    The house is situated in an area of high rental demand. 4 bedders rent between 270- $330/wk. I see no reason not to aim for the latter end.

    I take your point Brahms that many a single person has signed a lease and then sublet rooms to his/her buddies, ensuring they pay the bulk of the rent. But if yu think the market value is the same for singles as it is for families, well Im going to find out. I want to be well compensated for damage caused by parties and drug raids.

    I still recall a nite about a hundred yrs ago, comin home drunk, and losing my balance whilst climbing in my window and then rolling across the room to smash thro fibro wall. Luckily the place came furnished and I moved a wardrobe in front of the very large hole.

    Profile photo of elkamelkam
    Join Date: 2006
    Post Count: 722

    Hi Milly

    If your renting room by room (i.e. it’s not a group of 4 friends renting together) then don’t forget to factor in the gas, electricity, water and 1 x week cleaning of common areas into the price. If you pay these it will save a lot of trouble amoung the tenants. You will of cause have to keep track of usage to make sure it stays reasonable.

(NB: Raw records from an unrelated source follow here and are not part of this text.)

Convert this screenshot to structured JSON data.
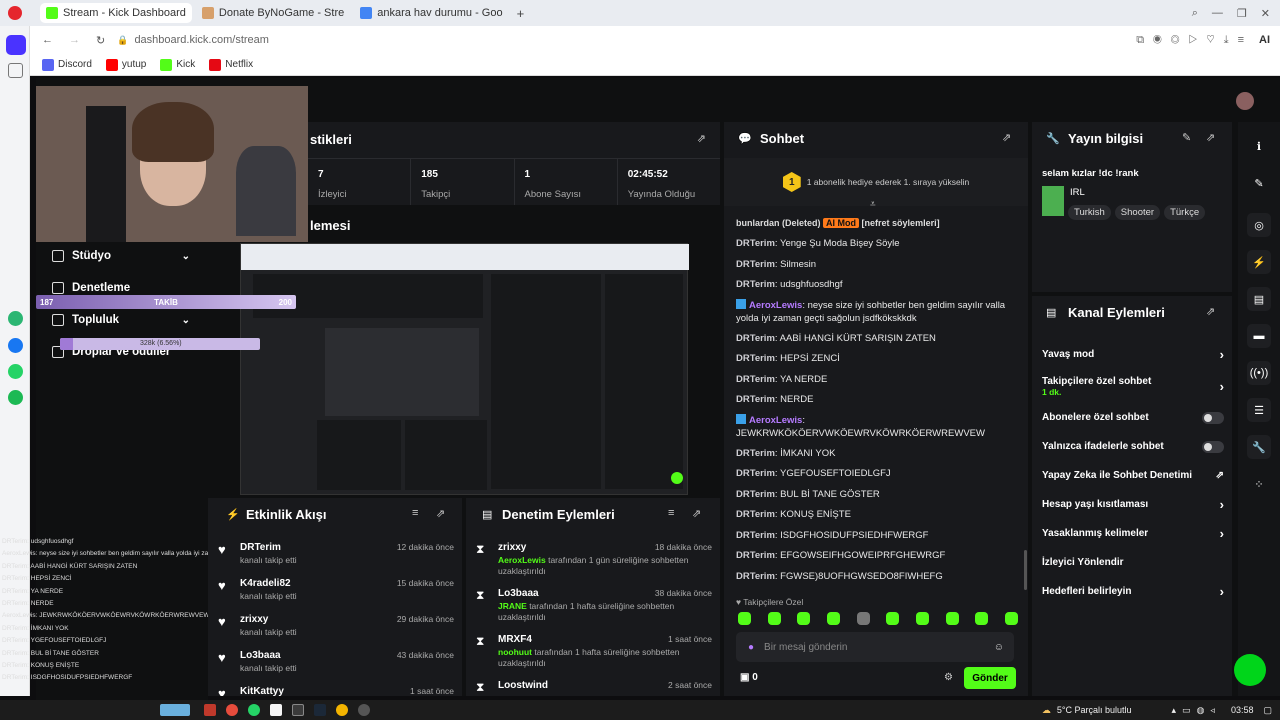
{
  "browser": {
    "tabs": [
      {
        "label": "Stream - Kick Dashboard",
        "active": true,
        "color": "#53fc18"
      },
      {
        "label": "Donate ByNoGame - Stre",
        "active": false,
        "color": "#d7a06b"
      },
      {
        "label": "ankara hav durumu - Goo",
        "active": false,
        "color": "#4285f4"
      }
    ],
    "new_tab": "+",
    "url": "dashboard.kick.com/stream",
    "bookmarks": [
      "Discord",
      "yutup",
      "Kick",
      "Netflix"
    ],
    "ai_label": "AI"
  },
  "overlay": {
    "follow_start": "187",
    "follow_label": "TAKİB",
    "follow_goal": "200",
    "progress_text": "328k (6.56%)",
    "progress_fraction": 0.0656,
    "chat_log": [
      "DRTerim: udsghfuosdhgf",
      "AeroxLewis: neyse size iyi sohbetler ben geldim sayılır valla yolda iyi zaman geçti sağolun jsdfkökskkdk",
      "DRTerim: AABİ HANGİ KÜRT SARIŞIN ZATEN",
      "DRTerim: HEPSİ ZENCİ",
      "DRTerim: YA NERDE",
      "DRTerim: NERDE",
      "AeroxLewis: JEWKRWKÖKÖERVWKÖEWRVKÖWRKÖERWREWVEW",
      "DRTerim: İMKANI YOK",
      "DRTerim: YGEFOUSEFTOIEDLGFJ",
      "DRTerim: BUL Bİ TANE GÖSTER",
      "DRTerim: KONUŞ ENİŞTE",
      "DRTerim: ISDGFHOSIDUFPSIEDHFWERGF"
    ]
  },
  "sidebar": {
    "items": [
      {
        "label": "Stüdyo",
        "chevron": true
      },
      {
        "label": "Denetleme",
        "chevron": false
      },
      {
        "label": "Topluluk",
        "chevron": true
      },
      {
        "label": "Droplar ve ödüller",
        "chevron": false
      }
    ]
  },
  "stats": {
    "title": "stikleri",
    "items": [
      {
        "value": "7",
        "label": "İzleyici"
      },
      {
        "value": "185",
        "label": "Takipçi"
      },
      {
        "value": "1",
        "label": "Abone Sayısı"
      },
      {
        "value": "02:45:52",
        "label": "Yayında Olduğu"
      }
    ]
  },
  "preview": {
    "title": "lemesi"
  },
  "activity": {
    "title": "Etkinlik Akışı",
    "items": [
      {
        "name": "DRTerim",
        "action": "kanalı takip etti",
        "time": "12 dakika önce"
      },
      {
        "name": "K4radeli82",
        "action": "kanalı takip etti",
        "time": "15 dakika önce"
      },
      {
        "name": "zrixxy",
        "action": "kanalı takip etti",
        "time": "29 dakika önce"
      },
      {
        "name": "Lo3baaa",
        "action": "kanalı takip etti",
        "time": "43 dakika önce"
      },
      {
        "name": "KitKattyy",
        "action": "",
        "time": "1 saat önce"
      }
    ]
  },
  "modlog": {
    "title": "Denetim Eylemleri",
    "items": [
      {
        "name": "zrixxy",
        "time": "18 dakika önce",
        "mod": "AeroxLewis",
        "text": "tarafından 1 gün süreliğine sohbetten uzaklaştırıldı"
      },
      {
        "name": "Lo3baaa",
        "time": "38 dakika önce",
        "mod": "JRANE",
        "text": "tarafından 1 hafta süreliğine sohbetten uzaklaştırıldı"
      },
      {
        "name": "MRXF4",
        "time": "1 saat önce",
        "mod": "noohuut",
        "text": "tarafından 1 hafta süreliğine sohbetten uzaklaştırıldı"
      },
      {
        "name": "Loostwind",
        "time": "2 saat önce",
        "mod": "",
        "text": ""
      }
    ]
  },
  "chat": {
    "title": "Sohbet",
    "pinned_rank": "1",
    "pinned_text": "1 abonelik hediye ederek 1. sıraya yükselin",
    "partial_line": "bunlardan (Deleted)",
    "partial_badge": "AI Mod",
    "partial_tail": "[nefret söylemleri]",
    "messages": [
      {
        "user": "DRTerim",
        "text": "Yenge Şu Moda Bişey Söyle"
      },
      {
        "user": "DRTerim",
        "text": "Silmesin"
      },
      {
        "user": "DRTerim",
        "text": "udsghfuosdhgf"
      },
      {
        "user": "AeroxLewis",
        "text": "neyse size iyi sohbetler ben geldim sayılır valla yolda iyi zaman geçti sağolun jsdfkökskkdk"
      },
      {
        "user": "DRTerim",
        "text": "AABİ HANGİ KÜRT SARIŞIN ZATEN"
      },
      {
        "user": "DRTerim",
        "text": "HEPSİ ZENCİ"
      },
      {
        "user": "DRTerim",
        "text": "YA NERDE"
      },
      {
        "user": "DRTerim",
        "text": "NERDE"
      },
      {
        "user": "AeroxLewis",
        "text": "JEWKRWKÖKÖERVWKÖEWRVKÖWRKÖERWREWVEW"
      },
      {
        "user": "DRTerim",
        "text": "İMKANI YOK"
      },
      {
        "user": "DRTerim",
        "text": "YGEFOUSEFTOIEDLGFJ"
      },
      {
        "user": "DRTerim",
        "text": "BUL Bİ TANE GÖSTER"
      },
      {
        "user": "DRTerim",
        "text": "KONUŞ ENİŞTE"
      },
      {
        "user": "DRTerim",
        "text": "ISDGFHOSIDUFPSIEDHFWERGF"
      },
      {
        "user": "DRTerim",
        "text": "EFGOWSEIFHGOWEIPRFGHEWRGF"
      },
      {
        "user": "DRTerim",
        "text": "FGWSE)8UOFHGWSEDO8FIWHEFG"
      }
    ],
    "emote_label": "Takipçilere Özel",
    "placeholder": "Bir mesaj gönderin",
    "points": "0",
    "send": "Gönder"
  },
  "stream_info": {
    "title": "Yayın bilgisi",
    "stream_title": "selam kızlar !dc !rank",
    "category": "IRL",
    "tags": [
      "Turkish",
      "Shooter",
      "Türkçe"
    ]
  },
  "channel_actions": {
    "title": "Kanal Eylemleri",
    "items": [
      {
        "label": "Yavaş mod",
        "control": "chevron"
      },
      {
        "label": "Takipçilere özel sohbet",
        "sub": "1 dk.",
        "control": "chevron"
      },
      {
        "label": "Abonelere özel sohbet",
        "control": "toggle"
      },
      {
        "label": "Yalnızca ifadelerle sohbet",
        "control": "toggle"
      },
      {
        "label": "Yapay Zeka ile Sohbet Denetimi",
        "control": "external"
      },
      {
        "label": "Hesap yaşı kısıtlaması",
        "control": "chevron"
      },
      {
        "label": "Yasaklanmış kelimeler",
        "control": "chevron"
      },
      {
        "label": "İzleyici Yönlendir",
        "control": "none"
      },
      {
        "label": "Hedefleri belirleyin",
        "control": "chevron"
      }
    ]
  },
  "taskbar": {
    "weather": "5°C  Parçalı bulutlu",
    "time": "03:58"
  },
  "colors": {
    "accent": "#53fc18",
    "mod_user": "#b57bff",
    "panel": "#18191c"
  }
}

    I don’t know if your anywhere near a college or Uni but if so foreign students would be a good market.

    Cheers Elka

Viewing 10 posts - 1 through 10 (of 10 total)

You must be logged in to reply to this topic. If you don't have an account, you can register here.